‘Kings’ Exposes Some D.C. Dirty Laundry
The Ashby Stage takes up a timely topic: the corrosive effects of money on politics in Sarah Burgess’ ‘Kings.’
Photo courtesy of Shotgun Players
Berkeley audiences who saw Dry Powder, the hard-hitting satire of vulture capitalism, that played Aurora Theatre Company last year, might be hungry for more from sharply incisive playwright Sarah Burgess. Well, they’re in luck, because Burgess takes on the corrosive effects of money on politics in Kings, her new political satire that Shotgun Players now brings to the Ashby Stage.
Kings, which debuted at New York’s Public Theater last year, soberingly depicts how lobbyists and campaign funding can effectively neuter the most idealistic candidates. Sam Jackson plays Sydney Millsap, a freshman congressperson who’s both the first African American and the first woman to represent her Texas district and is determined to stand strong against corporate special interests and is under enormous pressure from colleagues and lobbyists alike. (The Public production starred Berkeley native Eisa Davis, whose play Bulrusher played Shotgun some years back.) That Millsap’s crusade is against a tax loophole for carried interest that’s been mighty lucrative for big business sounds mighty technical, but Dry Powder has already demonstrated how compelling dramatic Burgess can somehow make seemingly arcane financial details.
Directed by Joanie McBrien, the Shotgun production costars Sarah Mitchell, Elissa Beth Stebbins, and Don Wood as the forces determined to chip away at Congresswoman Millsap’s resolve.
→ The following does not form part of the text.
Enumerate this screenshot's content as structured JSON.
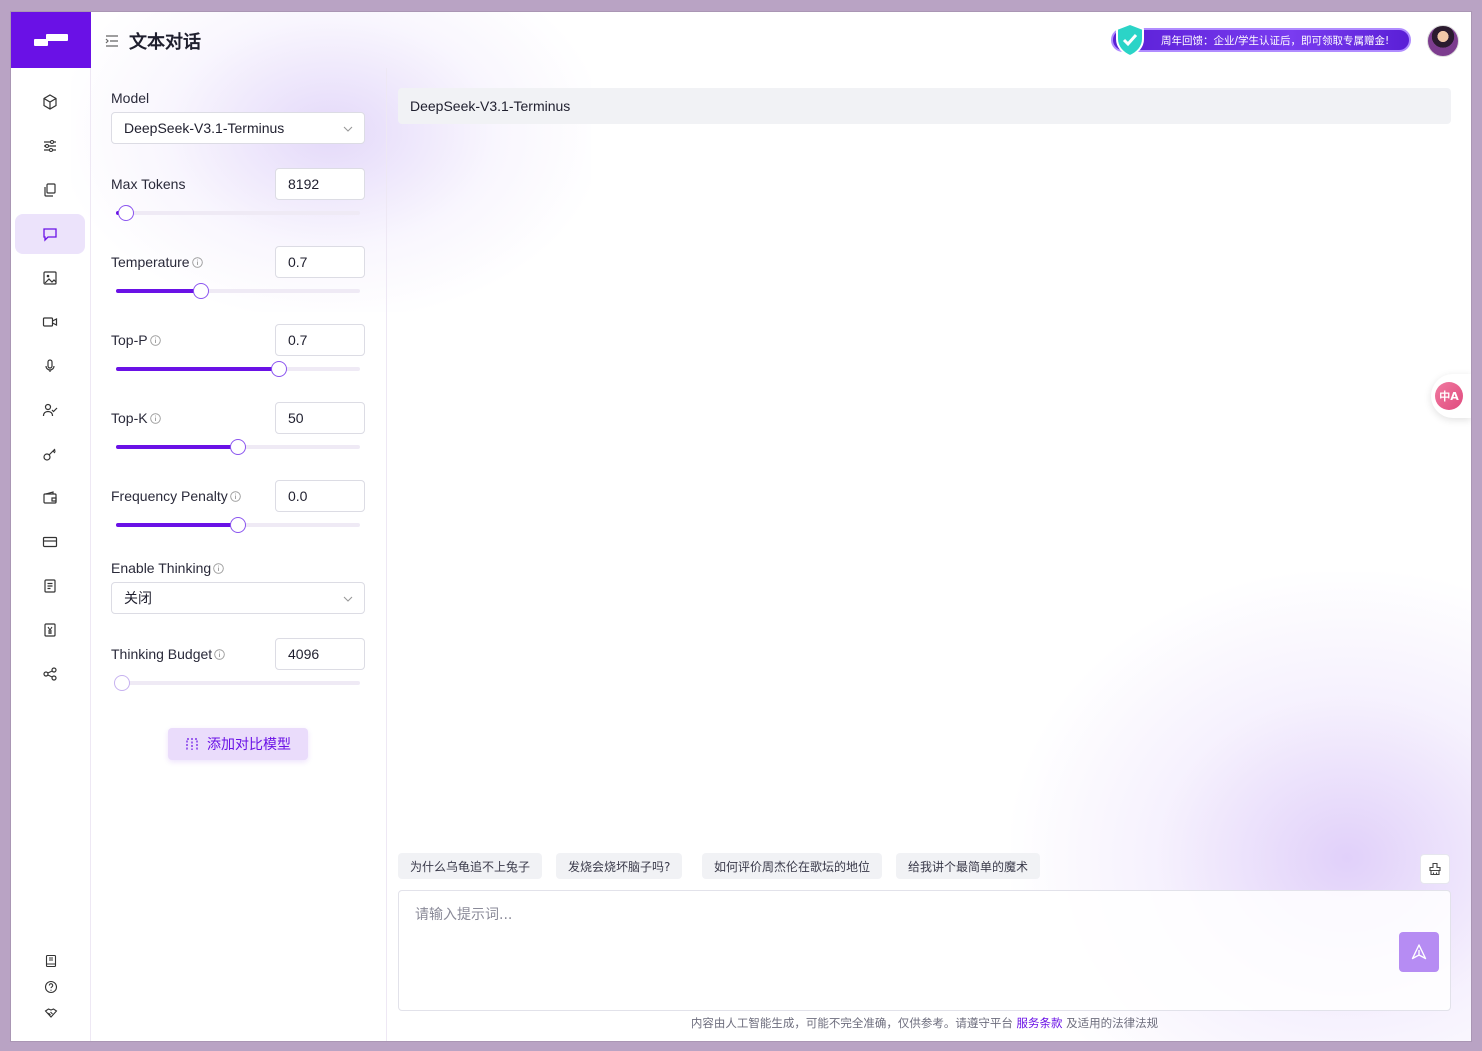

Coming at a time when some freshman members of Congress are publicly trying to unveil some of Washington’s dirty little secrets, Kings isn’t just timely — it’s practically a duty of well-informed citizenship.
Kings, May 16-Jun. 16, 8 p.m. or 7 p.m. Wed.-Thu.; 8 p.m. Fri.-Sat.; 5 p.m. Sun; Ashby Stage, 1901 Ashby Ave., Berkeley, $7-$40, 510-841-6500, or ShotgunPlayers.org.
This article originally appeared in our sister publication, The East Bay Monthly.